### Records from a data source
^^^^^^^^^^^^^^^^
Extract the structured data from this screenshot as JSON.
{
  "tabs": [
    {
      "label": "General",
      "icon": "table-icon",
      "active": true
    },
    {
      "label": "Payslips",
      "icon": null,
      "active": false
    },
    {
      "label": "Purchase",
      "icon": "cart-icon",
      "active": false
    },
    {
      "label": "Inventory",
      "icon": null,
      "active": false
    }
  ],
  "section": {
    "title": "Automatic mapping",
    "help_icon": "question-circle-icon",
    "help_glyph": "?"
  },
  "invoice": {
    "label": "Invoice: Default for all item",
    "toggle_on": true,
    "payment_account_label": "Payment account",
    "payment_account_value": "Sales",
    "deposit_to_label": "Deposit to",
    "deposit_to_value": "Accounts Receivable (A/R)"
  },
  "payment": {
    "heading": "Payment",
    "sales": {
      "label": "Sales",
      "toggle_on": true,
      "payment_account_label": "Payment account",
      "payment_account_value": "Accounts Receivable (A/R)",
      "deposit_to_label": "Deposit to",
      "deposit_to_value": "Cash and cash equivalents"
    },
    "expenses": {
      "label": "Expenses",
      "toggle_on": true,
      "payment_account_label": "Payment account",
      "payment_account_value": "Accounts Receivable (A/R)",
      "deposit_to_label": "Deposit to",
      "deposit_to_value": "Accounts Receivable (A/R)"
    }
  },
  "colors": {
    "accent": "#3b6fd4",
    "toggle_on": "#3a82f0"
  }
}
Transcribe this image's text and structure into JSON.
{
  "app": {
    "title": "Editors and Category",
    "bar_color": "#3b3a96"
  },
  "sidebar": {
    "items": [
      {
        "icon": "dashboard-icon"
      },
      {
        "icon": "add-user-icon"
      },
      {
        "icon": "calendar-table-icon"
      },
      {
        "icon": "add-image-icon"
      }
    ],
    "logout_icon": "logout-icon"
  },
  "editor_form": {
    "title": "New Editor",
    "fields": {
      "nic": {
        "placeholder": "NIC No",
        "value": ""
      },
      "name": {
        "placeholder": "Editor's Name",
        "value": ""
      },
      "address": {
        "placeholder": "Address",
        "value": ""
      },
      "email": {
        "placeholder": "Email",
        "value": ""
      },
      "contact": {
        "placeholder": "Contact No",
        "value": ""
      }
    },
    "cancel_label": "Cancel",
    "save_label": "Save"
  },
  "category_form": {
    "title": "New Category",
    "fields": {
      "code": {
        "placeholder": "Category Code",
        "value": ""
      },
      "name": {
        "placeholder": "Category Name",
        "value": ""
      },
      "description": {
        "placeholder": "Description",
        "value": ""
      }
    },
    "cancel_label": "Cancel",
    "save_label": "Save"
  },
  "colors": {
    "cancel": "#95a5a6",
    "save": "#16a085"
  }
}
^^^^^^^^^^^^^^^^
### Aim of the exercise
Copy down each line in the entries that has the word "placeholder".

### Solved exercise
        "placeholder": "NIC No",
        "placeholder": "Editor's Name",
        "placeholder": "Address",
        "placeholder": "Email",
        "placeholder": "Contact No",
        "placeholder": "Category Code",
        "placeholder": "Category Name",
        "placeholder": "Description",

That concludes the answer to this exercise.